Tuesday, 29 January 2013

Learning lessons

I came across a lovely quote this morning in an older post on Julia Cameron's blog:

It is an often repeated spiritual axiom that “when the student is ready, the teacher appears.” Over the years, I have heard many stories of miraculous intersections and meetings. The divine mind knows no distance. When we ask to be led, we are led. When we ask to be guided, we are guided. When we ask to be taught, we are taught. Guidance and generosity are always closer at hand than we may think. It always falls to us to be open to receiving guidance and to pray for the willingness and openness to know it when it arrives.
-from Walking In This World"

It's all to easy to strive and get nowhere. In contrast there is a sense of peace about the words in that post. That's not to say it is suggesting laziness or not applying oneself. If anything, to my mind at least, it encourages more application, more effort - but effort of a certain type. If it weren't for the contradiction you could say it was effortless effort. Moving with a sense of purpose and an air of peace.

I don't expect everything to be plain sailing. We all make mistakes at times, we panic, we lose peace. At least in these words I have a kind of map and compass to point me back to the path I'm supposed to be following, and that is really good to know.

Friday, 14 September 2012

Seeing the light

Light, it seems to me, is more than a range of colours visible to the eye.

I am a sucker for an art exhibition. Sometimes I get to see small local events of maybe a local art group showing their work, other times it is a major exhibition in one of the bigger cities. It could be paintings or photographs, or as was the case recently, works in glass. It could be a small one-person gallery show or the finalists of a major photography competition. It could feature large canvases or small items of jewellery. They all have the potential to excite me... or not. I've tried to work out what it is about the things that excite, the quality that makes them so attractive, and conversely why it is that some things leave me unmoved.
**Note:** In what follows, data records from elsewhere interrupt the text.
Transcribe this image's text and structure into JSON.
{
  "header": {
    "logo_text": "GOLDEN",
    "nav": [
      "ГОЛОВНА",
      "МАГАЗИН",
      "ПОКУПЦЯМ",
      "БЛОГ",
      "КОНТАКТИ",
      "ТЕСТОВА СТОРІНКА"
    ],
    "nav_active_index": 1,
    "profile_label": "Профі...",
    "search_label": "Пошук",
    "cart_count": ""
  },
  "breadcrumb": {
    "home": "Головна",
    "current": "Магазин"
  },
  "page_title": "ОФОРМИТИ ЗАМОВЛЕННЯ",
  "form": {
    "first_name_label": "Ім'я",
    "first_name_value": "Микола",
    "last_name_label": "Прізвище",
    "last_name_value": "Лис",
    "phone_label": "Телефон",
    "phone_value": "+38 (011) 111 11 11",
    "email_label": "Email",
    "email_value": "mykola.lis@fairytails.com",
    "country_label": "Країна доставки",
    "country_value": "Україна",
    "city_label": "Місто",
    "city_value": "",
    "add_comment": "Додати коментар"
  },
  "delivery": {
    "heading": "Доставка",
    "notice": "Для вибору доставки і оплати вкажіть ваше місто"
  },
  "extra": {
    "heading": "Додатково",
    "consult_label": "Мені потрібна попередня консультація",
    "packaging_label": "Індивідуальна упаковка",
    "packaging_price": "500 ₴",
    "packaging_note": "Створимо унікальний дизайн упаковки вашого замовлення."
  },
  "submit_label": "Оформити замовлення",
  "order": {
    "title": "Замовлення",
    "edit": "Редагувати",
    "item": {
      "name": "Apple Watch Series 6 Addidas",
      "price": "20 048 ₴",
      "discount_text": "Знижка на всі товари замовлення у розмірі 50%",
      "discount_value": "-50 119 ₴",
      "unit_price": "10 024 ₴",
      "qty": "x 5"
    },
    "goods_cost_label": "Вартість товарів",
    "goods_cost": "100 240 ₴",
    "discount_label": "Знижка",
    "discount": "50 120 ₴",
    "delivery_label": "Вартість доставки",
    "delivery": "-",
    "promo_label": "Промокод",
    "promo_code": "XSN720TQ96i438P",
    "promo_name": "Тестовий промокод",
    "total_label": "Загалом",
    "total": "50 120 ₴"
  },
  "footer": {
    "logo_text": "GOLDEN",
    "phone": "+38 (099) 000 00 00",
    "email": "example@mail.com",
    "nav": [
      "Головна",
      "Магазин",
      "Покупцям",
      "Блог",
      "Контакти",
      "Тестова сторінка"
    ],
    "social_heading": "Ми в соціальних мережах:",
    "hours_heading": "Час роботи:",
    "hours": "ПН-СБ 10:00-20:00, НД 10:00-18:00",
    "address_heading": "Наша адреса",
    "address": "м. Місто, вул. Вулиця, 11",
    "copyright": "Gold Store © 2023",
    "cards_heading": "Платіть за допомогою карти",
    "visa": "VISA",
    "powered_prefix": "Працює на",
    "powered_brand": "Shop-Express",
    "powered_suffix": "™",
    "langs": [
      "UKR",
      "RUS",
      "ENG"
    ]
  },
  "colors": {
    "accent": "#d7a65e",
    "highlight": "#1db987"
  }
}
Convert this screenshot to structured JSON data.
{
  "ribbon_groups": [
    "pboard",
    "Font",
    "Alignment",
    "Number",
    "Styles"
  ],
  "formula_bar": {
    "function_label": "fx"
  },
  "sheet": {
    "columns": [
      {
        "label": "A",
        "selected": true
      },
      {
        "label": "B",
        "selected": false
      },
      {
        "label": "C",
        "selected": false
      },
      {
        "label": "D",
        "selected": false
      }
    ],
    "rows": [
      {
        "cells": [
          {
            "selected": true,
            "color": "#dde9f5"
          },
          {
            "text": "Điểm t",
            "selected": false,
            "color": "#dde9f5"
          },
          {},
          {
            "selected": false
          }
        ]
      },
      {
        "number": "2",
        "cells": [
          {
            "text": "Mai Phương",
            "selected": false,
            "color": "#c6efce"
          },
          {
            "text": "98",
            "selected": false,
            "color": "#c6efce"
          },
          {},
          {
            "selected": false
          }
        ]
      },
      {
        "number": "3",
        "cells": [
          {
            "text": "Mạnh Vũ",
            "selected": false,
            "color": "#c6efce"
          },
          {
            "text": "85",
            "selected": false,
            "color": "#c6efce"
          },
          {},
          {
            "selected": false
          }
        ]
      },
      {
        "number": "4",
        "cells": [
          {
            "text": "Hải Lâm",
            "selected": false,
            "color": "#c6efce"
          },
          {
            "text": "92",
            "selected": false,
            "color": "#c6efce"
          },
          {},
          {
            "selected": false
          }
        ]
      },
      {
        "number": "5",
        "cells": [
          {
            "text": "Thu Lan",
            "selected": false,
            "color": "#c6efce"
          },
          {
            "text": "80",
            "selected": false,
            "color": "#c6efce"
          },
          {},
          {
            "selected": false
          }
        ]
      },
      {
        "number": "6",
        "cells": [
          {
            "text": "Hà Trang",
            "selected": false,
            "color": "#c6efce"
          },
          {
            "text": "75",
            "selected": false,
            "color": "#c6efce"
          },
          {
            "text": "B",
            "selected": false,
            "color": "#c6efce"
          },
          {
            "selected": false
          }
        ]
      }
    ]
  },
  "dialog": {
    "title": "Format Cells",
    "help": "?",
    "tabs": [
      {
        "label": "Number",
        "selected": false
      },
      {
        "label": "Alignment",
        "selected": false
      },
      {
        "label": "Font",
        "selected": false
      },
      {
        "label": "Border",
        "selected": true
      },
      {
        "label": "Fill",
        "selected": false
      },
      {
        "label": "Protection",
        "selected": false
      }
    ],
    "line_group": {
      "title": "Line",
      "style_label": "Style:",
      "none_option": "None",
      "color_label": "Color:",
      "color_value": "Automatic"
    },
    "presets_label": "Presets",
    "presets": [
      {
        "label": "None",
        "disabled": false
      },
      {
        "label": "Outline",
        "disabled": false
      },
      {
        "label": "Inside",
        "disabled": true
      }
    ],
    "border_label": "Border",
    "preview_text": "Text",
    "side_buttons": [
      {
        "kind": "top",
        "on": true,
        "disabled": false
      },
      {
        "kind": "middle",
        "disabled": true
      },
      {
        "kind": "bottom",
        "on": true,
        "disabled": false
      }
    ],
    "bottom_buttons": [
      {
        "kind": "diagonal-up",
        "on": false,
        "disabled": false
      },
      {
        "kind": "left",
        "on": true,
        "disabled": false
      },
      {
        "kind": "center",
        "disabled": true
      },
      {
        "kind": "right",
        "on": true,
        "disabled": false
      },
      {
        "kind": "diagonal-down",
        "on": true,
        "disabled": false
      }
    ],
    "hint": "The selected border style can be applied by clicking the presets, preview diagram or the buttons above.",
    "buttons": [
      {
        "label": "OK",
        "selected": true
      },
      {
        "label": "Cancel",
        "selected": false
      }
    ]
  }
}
A recent visit to the International Festival of Glass was a wonderful experience, especially the sculptural work exhibited at The British Glass Biennale. Some of the works on display were exquisite. The combinations of light and colour and texture and form were very uplifting, indeed moving. I've been similarly touched by paintings and photographs too at different times. Sometimes I'd see a piece that had me standing and looking at it for several minutes, not analysing the composition but simply enjoying it for what it was.

I think I was first aware of this more-than-meets-the-eye effect at a small gallery in Moose Lake in Minnesota. A photograph of some old fishing buoys, paint peeling off them, leaning against a fence had me staring and enjoying for quite a while. It was inspiring and made me want to create work that would similarly inspire and engage with the viewer.

I have a print of a watercolour on my wall at home which I enjoy looking at. It's a large piece depicting balconies overlooking the Grand Canal, and sometimes I'll look at it and try to work out the order the artist applied the different washes. I've dabbled in watercolour at times, enough at least to realise that less is more and that the results on my print give a great sense of depth of shadow and texture of brickwork while remaining clean and simple.

That's one of the drawbacks of having tried a particular art form yourself. You find yourself trying to work out the order of washes in a painting, or the position of lights in a studio photograph. I find the same thing happens with fused glass now that I've taken up glass work again in my spare time.

It isn't simply the combination of colours of light that are important in an attractive art work. It's not even the depth, and the texture, or the contrast. It's a combination of these and other things and then some. That 'some' is the mysterious quality that brings the whole work to life and pleasure to the viewer. The energy of the artist captured in the art work and conveyed to the viewer. It's exciting whatever it is.